Sevier ostensibly filed the motion “on behalf ‘of other minority sexual orientation groups,’ and argued, “if gay couples have the right to marry their object of sexual desire, even if they lack corresponding sexual parts, then I should have the right to marry my preferred sexual object."
In his filing, Sevier continued:
Recently, I purchased an Apple computer. The computer was sold to me without filters to block out pornography. I was not provided with any warning by Apple that pornography was highly addictive and could alter my reward cycle by the manufacturer. Over time, I began preferring sex with my computer over sex with real women. Naturally, I 'fell in love' with my computer and preferred having sex with it over all other persons or things, as a result of classic conditioning upon orgasm.

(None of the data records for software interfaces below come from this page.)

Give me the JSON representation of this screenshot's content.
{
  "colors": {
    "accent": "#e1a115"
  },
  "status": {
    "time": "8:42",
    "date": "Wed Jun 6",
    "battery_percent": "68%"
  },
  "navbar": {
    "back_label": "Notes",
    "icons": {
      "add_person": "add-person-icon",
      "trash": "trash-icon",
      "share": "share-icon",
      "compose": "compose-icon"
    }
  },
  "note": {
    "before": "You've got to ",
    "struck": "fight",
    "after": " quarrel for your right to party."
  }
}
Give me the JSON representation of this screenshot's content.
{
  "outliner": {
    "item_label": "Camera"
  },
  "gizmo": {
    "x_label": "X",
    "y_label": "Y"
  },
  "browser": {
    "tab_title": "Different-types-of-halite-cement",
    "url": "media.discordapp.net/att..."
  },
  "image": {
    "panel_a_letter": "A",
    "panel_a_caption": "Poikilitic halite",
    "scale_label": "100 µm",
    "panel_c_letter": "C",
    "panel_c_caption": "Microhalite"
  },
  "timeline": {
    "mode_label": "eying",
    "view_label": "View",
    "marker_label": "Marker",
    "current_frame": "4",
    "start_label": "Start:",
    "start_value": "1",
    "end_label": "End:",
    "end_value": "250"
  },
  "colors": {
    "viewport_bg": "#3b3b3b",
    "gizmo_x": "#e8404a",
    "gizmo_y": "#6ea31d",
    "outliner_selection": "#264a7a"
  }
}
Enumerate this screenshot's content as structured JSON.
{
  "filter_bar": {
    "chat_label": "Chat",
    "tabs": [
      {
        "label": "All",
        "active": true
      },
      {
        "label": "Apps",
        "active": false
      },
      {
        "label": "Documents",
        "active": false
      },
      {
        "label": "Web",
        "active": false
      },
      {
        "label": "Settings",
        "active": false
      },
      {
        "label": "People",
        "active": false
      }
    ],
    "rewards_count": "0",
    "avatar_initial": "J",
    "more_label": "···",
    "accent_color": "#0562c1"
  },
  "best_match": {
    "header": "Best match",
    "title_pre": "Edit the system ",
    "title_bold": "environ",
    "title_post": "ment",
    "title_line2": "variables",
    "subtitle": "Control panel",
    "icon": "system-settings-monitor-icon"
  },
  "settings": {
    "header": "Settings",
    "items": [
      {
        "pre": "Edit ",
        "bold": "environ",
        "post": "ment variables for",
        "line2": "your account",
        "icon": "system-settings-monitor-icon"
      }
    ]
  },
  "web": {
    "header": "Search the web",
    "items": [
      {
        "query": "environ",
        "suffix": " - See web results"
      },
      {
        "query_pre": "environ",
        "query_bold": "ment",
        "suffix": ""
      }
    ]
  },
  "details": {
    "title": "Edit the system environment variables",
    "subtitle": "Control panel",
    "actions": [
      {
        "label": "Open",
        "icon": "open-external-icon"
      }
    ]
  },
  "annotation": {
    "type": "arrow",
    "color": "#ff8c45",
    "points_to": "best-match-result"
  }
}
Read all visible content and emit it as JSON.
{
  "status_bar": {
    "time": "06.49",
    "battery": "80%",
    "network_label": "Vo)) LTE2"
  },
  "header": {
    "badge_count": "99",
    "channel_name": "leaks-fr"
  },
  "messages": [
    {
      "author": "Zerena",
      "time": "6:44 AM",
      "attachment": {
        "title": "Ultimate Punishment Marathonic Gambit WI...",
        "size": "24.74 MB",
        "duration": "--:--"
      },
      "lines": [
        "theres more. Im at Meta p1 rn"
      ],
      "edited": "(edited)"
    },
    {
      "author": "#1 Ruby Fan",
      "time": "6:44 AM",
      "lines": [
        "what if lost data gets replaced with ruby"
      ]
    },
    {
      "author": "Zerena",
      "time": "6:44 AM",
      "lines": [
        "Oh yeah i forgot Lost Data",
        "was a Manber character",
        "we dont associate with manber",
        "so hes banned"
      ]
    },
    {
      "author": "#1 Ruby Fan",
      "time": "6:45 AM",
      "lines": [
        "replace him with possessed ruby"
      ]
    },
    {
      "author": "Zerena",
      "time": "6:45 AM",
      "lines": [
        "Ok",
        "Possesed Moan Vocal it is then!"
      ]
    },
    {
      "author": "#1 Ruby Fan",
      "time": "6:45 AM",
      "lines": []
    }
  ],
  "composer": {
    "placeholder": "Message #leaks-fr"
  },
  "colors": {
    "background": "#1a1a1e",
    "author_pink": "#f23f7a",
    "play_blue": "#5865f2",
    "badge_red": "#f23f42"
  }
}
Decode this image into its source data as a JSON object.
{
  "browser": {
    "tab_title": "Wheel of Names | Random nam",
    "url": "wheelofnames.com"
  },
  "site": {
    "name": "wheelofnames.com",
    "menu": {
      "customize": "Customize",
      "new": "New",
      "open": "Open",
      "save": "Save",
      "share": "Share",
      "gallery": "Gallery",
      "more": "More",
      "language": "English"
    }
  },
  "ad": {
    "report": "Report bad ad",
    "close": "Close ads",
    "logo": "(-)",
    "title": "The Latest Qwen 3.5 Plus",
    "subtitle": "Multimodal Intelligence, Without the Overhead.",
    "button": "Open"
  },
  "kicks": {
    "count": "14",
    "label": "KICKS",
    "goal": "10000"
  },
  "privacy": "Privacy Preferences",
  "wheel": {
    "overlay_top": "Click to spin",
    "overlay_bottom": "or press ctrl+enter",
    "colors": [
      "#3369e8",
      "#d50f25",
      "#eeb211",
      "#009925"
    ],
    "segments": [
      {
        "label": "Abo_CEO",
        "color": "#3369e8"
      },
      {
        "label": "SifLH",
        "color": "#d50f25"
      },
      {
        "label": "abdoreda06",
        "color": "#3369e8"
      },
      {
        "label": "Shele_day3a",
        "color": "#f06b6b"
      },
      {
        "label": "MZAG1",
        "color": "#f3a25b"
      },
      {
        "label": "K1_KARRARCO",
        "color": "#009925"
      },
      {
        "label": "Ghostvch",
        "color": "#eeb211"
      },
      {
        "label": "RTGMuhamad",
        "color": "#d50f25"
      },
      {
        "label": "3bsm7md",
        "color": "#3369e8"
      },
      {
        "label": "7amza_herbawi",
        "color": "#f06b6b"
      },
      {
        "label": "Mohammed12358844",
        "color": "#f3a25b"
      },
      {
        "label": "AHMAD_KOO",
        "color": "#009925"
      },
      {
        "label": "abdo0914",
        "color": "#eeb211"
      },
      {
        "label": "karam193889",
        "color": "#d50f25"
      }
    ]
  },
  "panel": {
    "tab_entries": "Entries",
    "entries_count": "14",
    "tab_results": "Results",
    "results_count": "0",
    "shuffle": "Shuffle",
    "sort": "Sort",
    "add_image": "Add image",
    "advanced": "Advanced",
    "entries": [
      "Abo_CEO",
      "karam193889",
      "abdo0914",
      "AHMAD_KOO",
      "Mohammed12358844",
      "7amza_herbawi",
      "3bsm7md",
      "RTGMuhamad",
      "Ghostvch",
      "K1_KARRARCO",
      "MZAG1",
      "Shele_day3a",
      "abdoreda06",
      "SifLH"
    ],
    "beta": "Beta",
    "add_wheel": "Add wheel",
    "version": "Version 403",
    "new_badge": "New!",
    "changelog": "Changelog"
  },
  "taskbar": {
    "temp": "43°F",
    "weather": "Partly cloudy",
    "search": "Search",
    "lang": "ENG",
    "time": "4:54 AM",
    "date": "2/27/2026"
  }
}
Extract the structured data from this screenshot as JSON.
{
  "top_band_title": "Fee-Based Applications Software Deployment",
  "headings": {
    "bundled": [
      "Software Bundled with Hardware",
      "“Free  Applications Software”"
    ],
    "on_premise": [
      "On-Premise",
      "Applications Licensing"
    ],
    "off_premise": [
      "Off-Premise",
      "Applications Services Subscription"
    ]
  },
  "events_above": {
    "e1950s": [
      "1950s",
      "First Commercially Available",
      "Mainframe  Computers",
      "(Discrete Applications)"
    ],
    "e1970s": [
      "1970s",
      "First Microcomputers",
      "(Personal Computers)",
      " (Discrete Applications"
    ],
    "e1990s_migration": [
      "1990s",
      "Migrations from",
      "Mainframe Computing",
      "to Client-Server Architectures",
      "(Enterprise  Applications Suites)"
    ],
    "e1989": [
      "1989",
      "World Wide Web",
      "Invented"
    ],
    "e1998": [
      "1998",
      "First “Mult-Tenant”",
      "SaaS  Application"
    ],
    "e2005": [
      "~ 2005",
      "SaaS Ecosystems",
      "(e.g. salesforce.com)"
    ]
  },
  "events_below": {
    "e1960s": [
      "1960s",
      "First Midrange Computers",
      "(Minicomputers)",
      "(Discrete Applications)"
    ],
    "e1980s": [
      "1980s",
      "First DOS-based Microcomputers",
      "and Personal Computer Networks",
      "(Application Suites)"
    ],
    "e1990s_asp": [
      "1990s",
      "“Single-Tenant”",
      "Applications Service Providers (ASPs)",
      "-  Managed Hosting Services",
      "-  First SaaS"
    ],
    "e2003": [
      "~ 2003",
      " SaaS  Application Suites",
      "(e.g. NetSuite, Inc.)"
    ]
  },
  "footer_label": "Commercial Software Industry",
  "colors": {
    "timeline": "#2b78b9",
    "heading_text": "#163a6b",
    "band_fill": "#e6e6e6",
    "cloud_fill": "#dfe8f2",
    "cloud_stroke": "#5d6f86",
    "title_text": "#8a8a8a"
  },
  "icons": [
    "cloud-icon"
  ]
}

But before you go thinking that Sevier represents that next wave in sexual freedom and human-computer relations, you should know that “in the filing, [“Sevier states] ‘sexual orientation’ never existed as a classification until President Obama came along to advance his ‘social agenda to make America a 'gay nation.'"
The Broward/Palm Beach New Times reports:
This seems to be part of his MO, clogging the legal system with ridiculous claims and troglodyte thinking. Chris Sevier sued Apple because it sold him a computer without telling him about the evils of porn. Chris Sevier sued A&E after it fired Duck Dynasty's Phil Robertson after he was caught spewing antigay talk. And just recently, Chris Sevier tried to butt his way into Utah's gay marriage legal case. In a 50-page motion, he claimed he was there to make the court "put up or shut up" on the gay marriage issue.
The federal judge overseeing Florida’s marriage case has tossed Sevier’s motion stating, “the motion has no place in this lawsuit.”